The Andersons also reflected on the the current state of an industry that they’ve been a part of most of their lives. “The commercial fishing industry is dying in the United States. We’re at a disadvantage because we’re not really competing against the shrimpers in Asia and Ecuador; we’re competing against the governments which subsidize production of shrimp over there, be it pond raised or (through the use of) slave and child labor. These countries also allow the use of antibiotics, pesticides and herbicides, which (the U.S.) has strict regulations against. Then they’ll ship the shrimp overseas with no restrictions and very little testing,” he emphasizes. Steve comments on another important variable in the life of a commercial fisherman. “Most of your cost is in fuel, so when the fuel prices went up to over $3.00 a gallon for diesel, that forced many commercial fishermen out of business. By the time you paid for your fuel, your boat and health care, you wouldn’t have anything left over,” he states. “We can always raise the price of our shrimp, but if the price of domestic shrimp gets too high, the restaurants, especially the chains, will just buy the imported shrimp. They can dress it up in batters and seasoning, so no harm done as far as taste is concerned, but people come to Savannah to eat our local shrimp. Believe me, that’s not what they’re getting most of the time.”

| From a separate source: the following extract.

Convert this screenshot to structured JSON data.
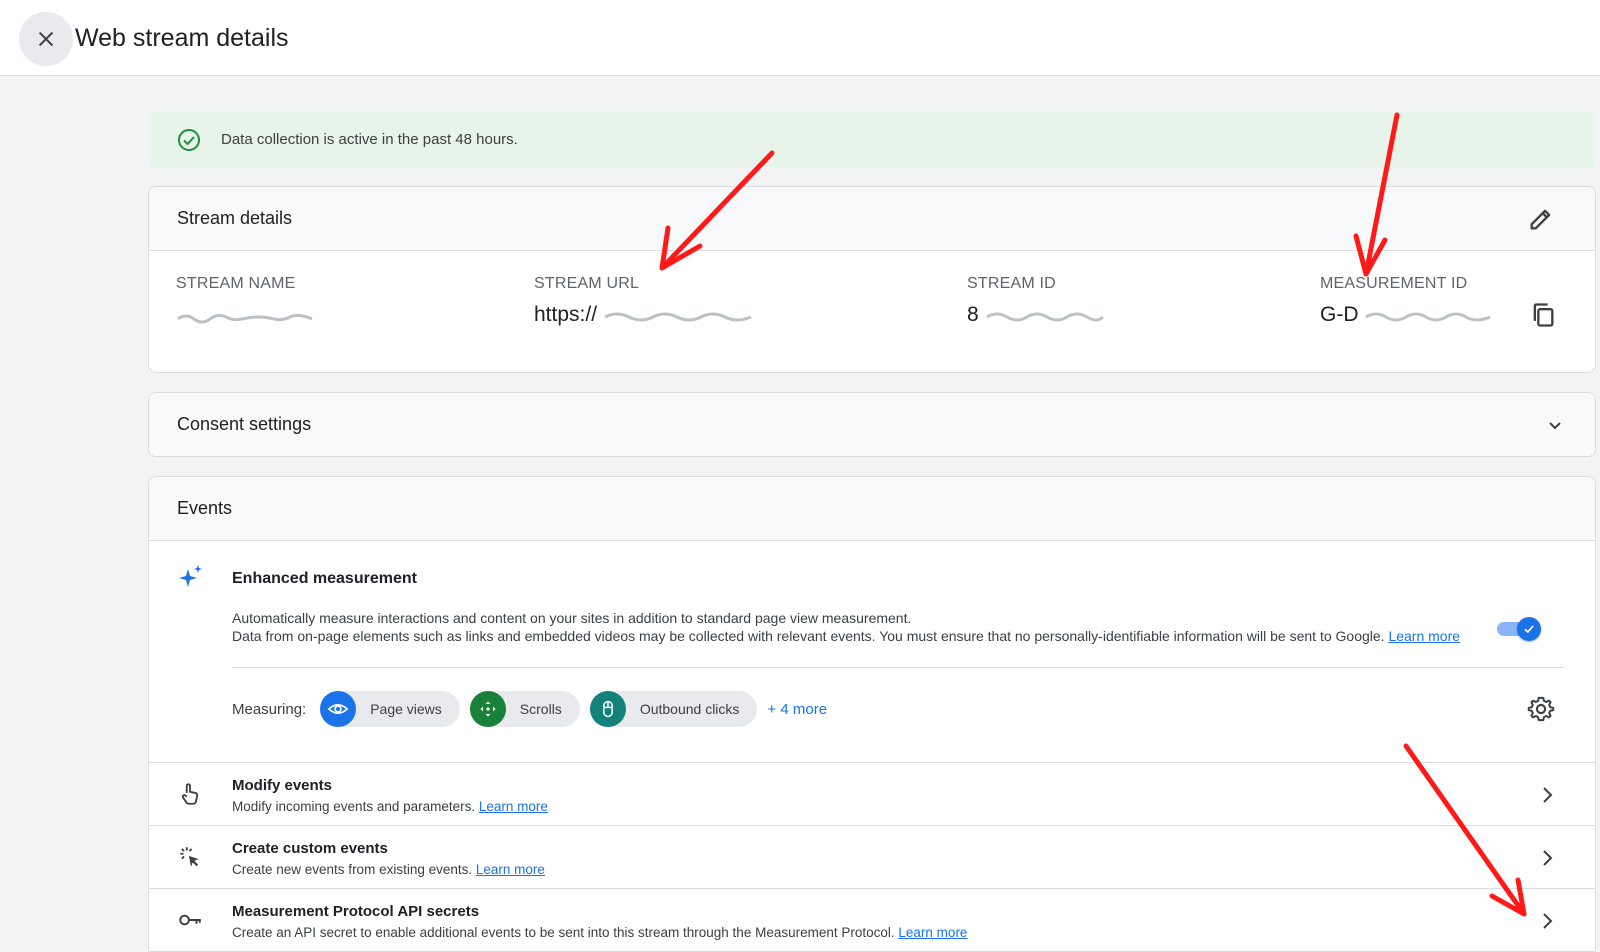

Amazingly, the Andersons have managed to stay afloat in an industry rife with heartaches and pitfalls. Their previous lives in the corporate world aside, this is in their blood. Brian jokes, “It’s funny because I was telling another shrimper the other day that I could put on a coat and tie tomorrow and go back to the corporate world, going toe-to-toe with anyone, but that’s really not what I want to do. I like to get out there and be paid to go hunting and fishing.” To offset the inundation of foreign products into the U.S. market, the Andersons believe that commercial fishermen need to rebuild their own retail market, invest in multiple boats, and operate with a reliable customer base. “That’s why we started our business. An independent shrimper really has little chance of competing. I’d be out of business if I didn’t have an outlet to sell my shrimp, but we’re doing alright so far,” Brian somberly notes.
Commercial shrimping defines the look and the feel of the Georgia coast, and Georgia shrimpers like the Anderson brothers, as well as the shrimp they catch, are generally perceived to be among the best in the nation. The shrimping tradition in our state is an old and proud one, and it is Georgia’s most important connection to the life of the sea. Making a living from the sea is one of the most ancient and esteemed pursuits of man, and despite the Andersons’ relatively short stints in the corporate world, Steve explains what enticed them to return to the shrimping industry. “It’s funny. Brian has a degree in marketing, and I have an economics degree, and we’re now back to doing what we did as kids. I guess it’s in our blood.” Ironic? Perhaps, but not so long ago, when you claimed that someone was a good fisherman, that was high praise indeed. Today, however, that praise takes on a whole different signification because, like Brian and Steve Anderson, the commercial fisherman may just be the last of a dying breed, at least in this region of the country.